__INPUT FOR THIS TASK__.
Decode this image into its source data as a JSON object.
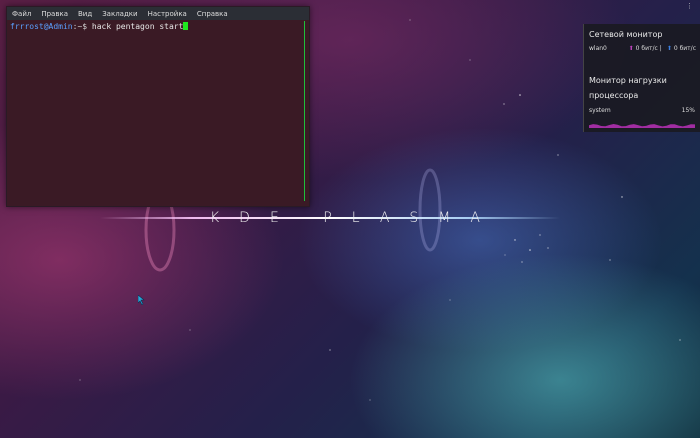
{
  "terminal": {
    "menu": [
      "Файл",
      "Правка",
      "Вид",
      "Закладки",
      "Настройка",
      "Справка"
    ],
    "prompt_user": "frrrost@Admin",
    "prompt_sep": ":~$ ",
    "command": "hack pentagon start"
  },
  "network_widget": {
    "title": "Сетевой монитор",
    "interface": "wlan0",
    "upload": "0 бит/с",
    "separator": "|",
    "download": "0 бит/с"
  },
  "cpu_widget": {
    "title_line1": "Монитор нагрузки",
    "title_line2": "процессора",
    "label": "system",
    "value": "15%",
    "load_fraction": 0.15,
    "graph_color": "#b030b0"
  },
  "wallpaper": {
    "logo_text": "KDE PLASMA"
  },
  "colors": {
    "cursor": "#1fe81f",
    "prompt_user": "#5aa0ff"
  }
}
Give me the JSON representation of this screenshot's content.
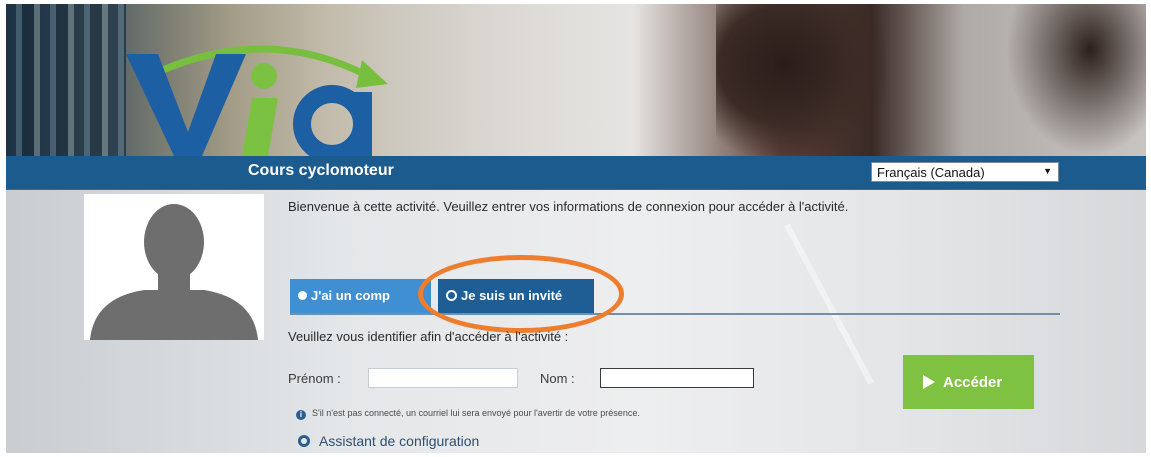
{
  "course": {
    "title": "Cours cyclomoteur"
  },
  "language": {
    "selected": "Français (Canada)"
  },
  "welcome_text": "Bienvenue à cette activité. Veuillez entrer vos informations de connexion pour accéder à l'activité.",
  "tabs": [
    {
      "label": "J'ai un comp"
    },
    {
      "label": "Je suis un invité"
    }
  ],
  "form": {
    "identify_text": "Veuillez vous identifier afin d'accéder à l'activité :",
    "first_name_label": "Prénom :",
    "last_name_label": "Nom :",
    "first_name_value": "",
    "last_name_value": ""
  },
  "access_button": {
    "label": "Accéder"
  },
  "note": {
    "text": "S'il n'est pas connecté, un courriel lui sera envoyé pour l'avertir de votre présence."
  },
  "wizard": {
    "label": "Assistant de configuration"
  },
  "colors": {
    "band": "#1c5b8e",
    "tab_account": "#3f8fd2",
    "tab_guest": "#1f5e95",
    "access_button": "#7fc241",
    "highlight": "#ee7d2e"
  }
}
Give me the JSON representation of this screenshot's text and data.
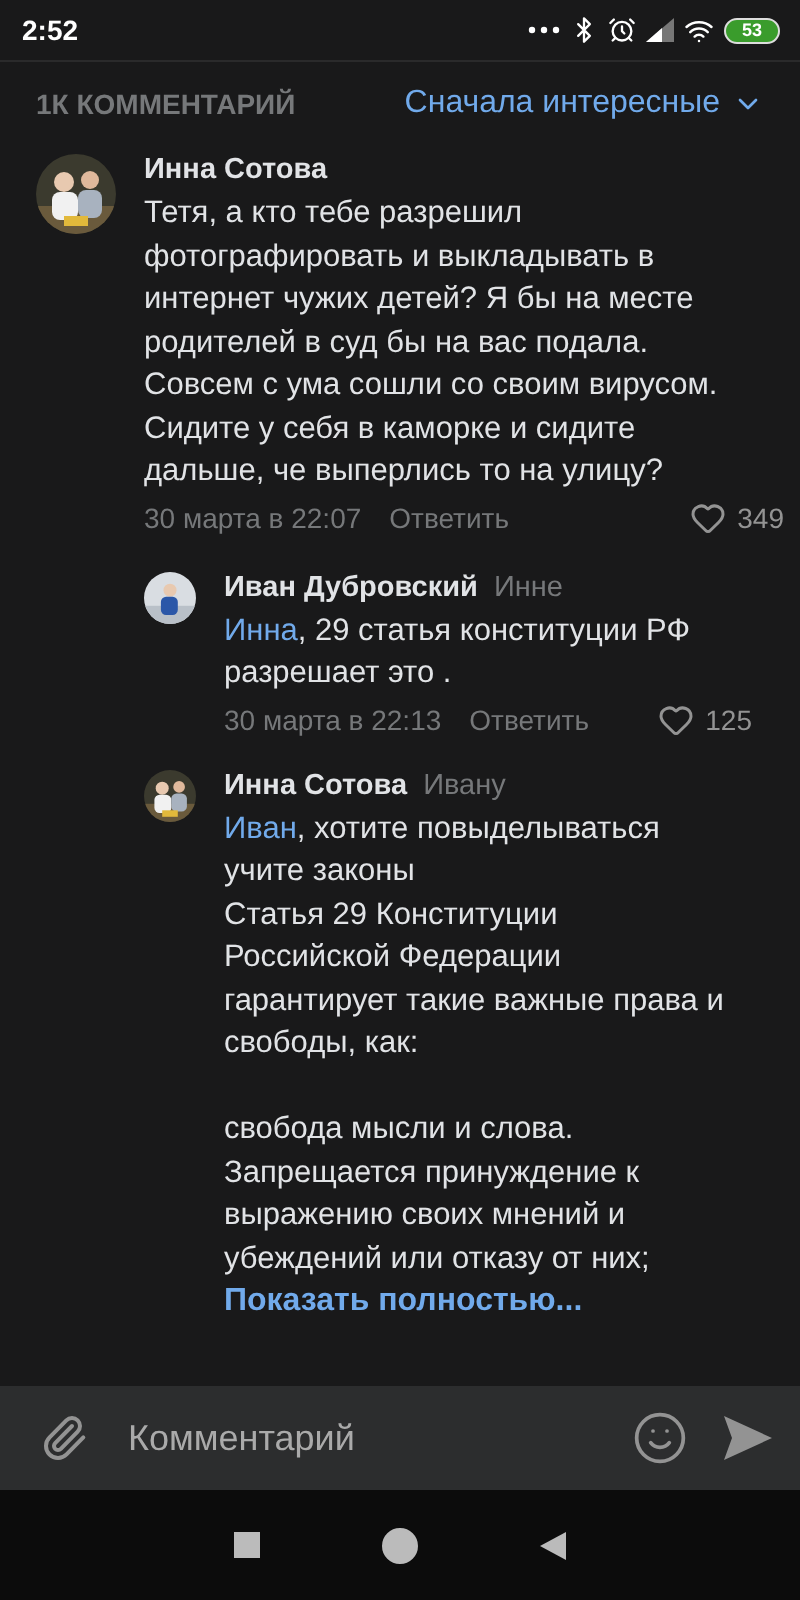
{
  "status_bar": {
    "time": "2:52",
    "battery": "53"
  },
  "header": {
    "count": "1К КОММЕНТАРИЙ",
    "sort": "Сначала интересные"
  },
  "comments": [
    {
      "author": "Инна Сотова",
      "text": "Тетя, а кто тебе разрешил фотографировать и выкладывать в интернет чужих детей? Я бы на месте родителей в суд бы на вас подала. Совсем с ума сошли со своим вирусом. Сидите у себя в каморке и сидите дальше, че выперлись то на улицу?",
      "date": "30 марта в 22:07",
      "reply": "Ответить",
      "likes": "349",
      "nested": false
    },
    {
      "author": "Иван Дубровский",
      "reply_to": "Инне",
      "mention": "Инна",
      "text": ", 29 статья конституции РФ разрешает это .",
      "date": "30 марта в 22:13",
      "reply": "Ответить",
      "likes": "125",
      "nested": true
    },
    {
      "author": "Инна Сотова",
      "reply_to": "Ивану",
      "mention": "Иван",
      "text": ", хотите повыделываться учите законы\nСтатья 29 Конституции Российской Федерации гарантирует такие важные права и свободы, как:\n\nсвобода мысли и слова. Запрещается принуждение к выражению своих мнений и убеждений или отказу от них;",
      "more": "Показать полностью...",
      "nested": true
    }
  ],
  "composer": {
    "placeholder": "Комментарий"
  }
}
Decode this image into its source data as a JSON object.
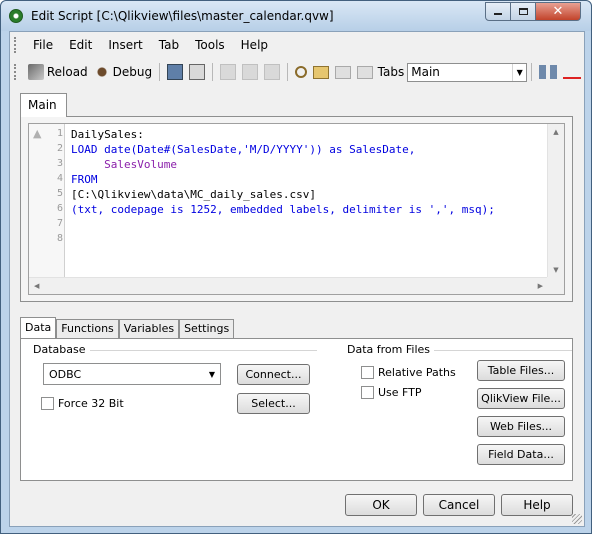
{
  "window": {
    "title": "Edit Script [C:\\Qlikview\\files\\master_calendar.qvw]",
    "minimize_icon": "minimize-icon",
    "maximize_icon": "maximize-icon",
    "close_glyph": "✕"
  },
  "menu": [
    "File",
    "Edit",
    "Insert",
    "Tab",
    "Tools",
    "Help"
  ],
  "toolbar": {
    "reload_label": "Reload",
    "debug_label": "Debug",
    "tabs_label": "Tabs",
    "tabs_value": "Main"
  },
  "editor": {
    "tab_label": "Main",
    "line_numbers": [
      "1",
      "2",
      "3",
      "4",
      "5",
      "6",
      "7",
      "8"
    ],
    "lines": [
      "DailySales:",
      "LOAD date(Date#(SalesDate,'M/D/YYYY')) as SalesDate,",
      "     SalesVolume",
      "FROM",
      "[C:\\Qlikview\\data\\MC_daily_sales.csv]",
      "(txt, codepage is 1252, embedded labels, delimiter is ',', msq);",
      "",
      ""
    ]
  },
  "panel": {
    "tabs": [
      "Data",
      "Functions",
      "Variables",
      "Settings"
    ],
    "database_label": "Database",
    "database_value": "ODBC",
    "connect_label": "Connect...",
    "select_label": "Select...",
    "force32_label": "Force 32 Bit",
    "data_from_files_label": "Data from Files",
    "relative_paths_label": "Relative Paths",
    "use_ftp_label": "Use FTP",
    "table_files_label": "Table Files...",
    "qlikview_file_label": "QlikView File...",
    "web_files_label": "Web Files...",
    "field_data_label": "Field Data..."
  },
  "footer": {
    "ok_label": "OK",
    "cancel_label": "Cancel",
    "help_label": "Help"
  }
}
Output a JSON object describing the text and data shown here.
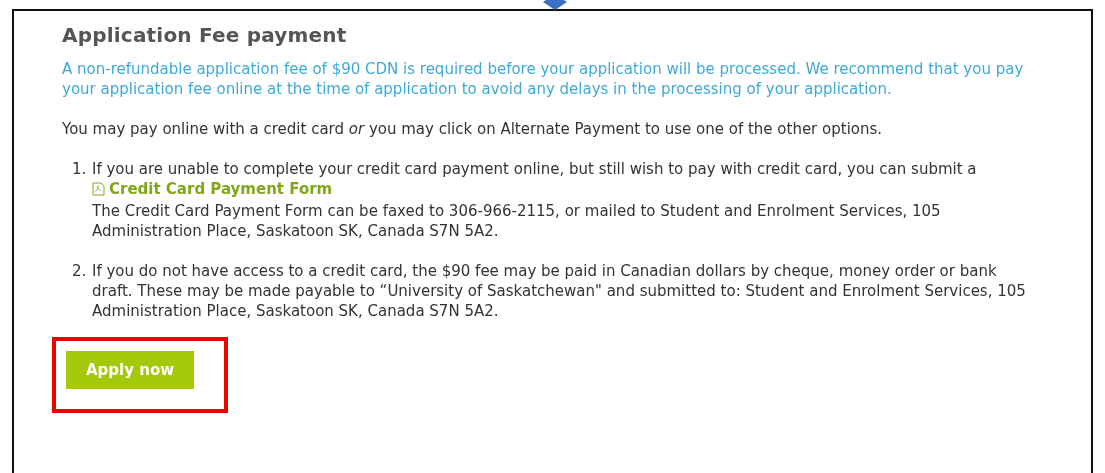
{
  "section": {
    "title": "Application Fee payment",
    "notice": "A non-refundable application fee of $90 CDN is required before your application will be processed. We recommend that you pay your application fee online at the time of application to avoid any delays in the processing of your application.",
    "intro": "You may pay online with a credit card *or* you may click on Alternate Payment to use one of the other options.",
    "options": [
      {
        "number": "1.",
        "text": "If you are unable to complete your credit card payment online, but still wish to pay with credit card, you can submit a",
        "link": "Credit Card Payment Form",
        "after": "The Credit Card Payment Form can be faxed to 306-966-2115, or mailed to Student and Enrolment Services, 105 Administration Place, Saskatoon SK, Canada S7N 5A2."
      },
      {
        "number": "2.",
        "text": "If you do not have access to a credit card, the $90 fee may be paid in Canadian dollars by cheque, money order or bank draft. These may be made payable to “University of Saskatchewan\" and submitted to: Student and Enrolment Services, 105 Administration Place, Saskatoon SK, Canada S7N 5A2."
      }
    ],
    "button": {
      "label": "Apply now",
      "highlighted": true
    }
  }
}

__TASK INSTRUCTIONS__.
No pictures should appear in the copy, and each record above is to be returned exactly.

__ANSWER SPACE__.
Decode this image into its source data as a JSON object.
{
  "terminal": {
    "menu": [
      "Файл",
      "Правка",
      "Вид",
      "Закладки",
      "Настройка",
      "Справка"
    ],
    "prompt_user": "frrrost@Admin",
    "prompt_sep": ":~$ ",
    "command": "hack pentagon start"
  },
  "network_widget": {
    "title": "Сетевой монитор",
    "interface": "wlan0",
    "upload": "0 бит/с",
    "separator": "|",
    "download": "0 бит/с"
  },
  "cpu_widget": {
    "title_line1": "Монитор нагрузки",
    "title_line2": "процессора",
    "label": "system",
    "value": "15%",
    "load_fraction": 0.15,
    "graph_color": "#b030b0"
  },
  "wallpaper": {
    "logo_text": "KDE PLASMA"
  },
  "colors": {
    "cursor": "#1fe81f",
    "prompt_user": "#5aa0ff"
  }
}
Give me the JSON representation of this screenshot's content.
{
  "course": {
    "title": "Cours cyclomoteur"
  },
  "language": {
    "selected": "Français (Canada)"
  },
  "welcome_text": "Bienvenue à cette activité. Veuillez entrer vos informations de connexion pour accéder à l'activité.",
  "tabs": [
    {
      "label": "J'ai un comp"
    },
    {
      "label": "Je suis un invité"
    }
  ],
  "form": {
    "identify_text": "Veuillez vous identifier afin d'accéder à l'activité :",
    "first_name_label": "Prénom :",
    "last_name_label": "Nom :",
    "first_name_value": "",
    "last_name_value": ""
  },
  "access_button": {
    "label": "Accéder"
  },
  "note": {
    "text": "S'il n'est pas connecté, un courriel lui sera envoyé pour l'avertir de votre présence."
  },
  "wizard": {
    "label": "Assistant de configuration"
  },
  "colors": {
    "band": "#1c5b8e",
    "tab_account": "#3f8fd2",
    "tab_guest": "#1f5e95",
    "access_button": "#7fc241",
    "highlight": "#ee7d2e"
  }
}
Give me the JSON representation of this screenshot's text and data.
{
  "status_bar": {
    "time": "2:52",
    "battery": "53"
  },
  "header": {
    "count": "1К КОММЕНТАРИЙ",
    "sort": "Сначала интересные"
  },
  "comments": [
    {
      "author": "Инна Сотова",
      "text": "Тетя, а кто тебе разрешил фотографировать и выкладывать в интернет чужих детей? Я бы на месте родителей в суд бы на вас подала. Совсем с ума сошли со своим вирусом. Сидите у себя в каморке и сидите дальше, че выперлись то на улицу?",
      "date": "30 марта в 22:07",
      "reply": "Ответить",
      "likes": "349",
      "nested": false
    },
    {
      "author": "Иван Дубровский",
      "reply_to": "Инне",
      "mention": "Инна",
      "text": ", 29 статья конституции РФ разрешает это .",
      "date": "30 марта в 22:13",
      "reply": "Ответить",
      "likes": "125",
      "nested": true
    },
    {
      "author": "Инна Сотова",
      "reply_to": "Ивану",
      "mention": "Иван",
      "text": ", хотите повыделываться учите законы\nСтатья 29 Конституции Российской Федерации гарантирует такие важные права и свободы, как:\n\nсвобода мысли и слова. Запрещается принуждение к выражению своих мнений и убеждений или отказу от них;",
      "more": "Показать полностью...",
      "nested": true
    }
  ],
  "composer": {
    "placeholder": "Комментарий"
  }
}
Decode this image into its source data as a JSON object.
{
  "window": {
    "title": "Edit Script [C:\\Qlikview\\files\\master_calendar.qvw]",
    "minimize_icon": "minimize-icon",
    "maximize_icon": "maximize-icon",
    "close_glyph": "✕"
  },
  "menu": [
    "File",
    "Edit",
    "Insert",
    "Tab",
    "Tools",
    "Help"
  ],
  "toolbar": {
    "reload_label": "Reload",
    "debug_label": "Debug",
    "tabs_label": "Tabs",
    "tabs_value": "Main"
  },
  "editor": {
    "tab_label": "Main",
    "line_numbers": [
      "1",
      "2",
      "3",
      "4",
      "5",
      "6",
      "7",
      "8"
    ],
    "lines": [
      "DailySales:",
      "LOAD date(Date#(SalesDate,'M/D/YYYY')) as SalesDate,",
      "     SalesVolume",
      "FROM",
      "[C:\\Qlikview\\data\\MC_daily_sales.csv]",
      "(txt, codepage is 1252, embedded labels, delimiter is ',', msq);",
      "",
      ""
    ]
  },
  "panel": {
    "tabs": [
      "Data",
      "Functions",
      "Variables",
      "Settings"
    ],
    "database_label": "Database",
    "database_value": "ODBC",
    "connect_label": "Connect...",
    "select_label": "Select...",
    "force32_label": "Force 32 Bit",
    "data_from_files_label": "Data from Files",
    "relative_paths_label": "Relative Paths",
    "use_ftp_label": "Use FTP",
    "table_files_label": "Table Files...",
    "qlikview_file_label": "QlikView File...",
    "web_files_label": "Web Files...",
    "field_data_label": "Field Data..."
  },
  "footer": {
    "ok_label": "OK",
    "cancel_label": "Cancel",
    "help_label": "Help"
  }
}
Output a JSON object describing the text and data shown here.
{
  "section": {
    "title": "Application Fee payment",
    "notice": "A non-refundable application fee of $90 CDN is required before your application will be processed. We recommend that you pay your application fee online at the time of application to avoid any delays in the processing of your application.",
    "intro": "You may pay online with a credit card *or* you may click on Alternate Payment to use one of the other options.",
    "options": [
      {
        "number": "1.",
        "text": "If you are unable to complete your credit card payment online, but still wish to pay with credit card, you can submit a",
        "link": "Credit Card Payment Form",
        "after": "The Credit Card Payment Form can be faxed to 306-966-2115, or mailed to Student and Enrolment Services, 105 Administration Place, Saskatoon SK, Canada S7N 5A2."
      },
      {
        "number": "2.",
        "text": "If you do not have access to a credit card, the $90 fee may be paid in Canadian dollars by cheque, money order or bank draft. These may be made payable to “University of Saskatchewan\" and submitted to: Student and Enrolment Services, 105 Administration Place, Saskatoon SK, Canada S7N 5A2."
      }
    ],
    "button": {
      "label": "Apply now",
      "highlighted": true
    }
  }
}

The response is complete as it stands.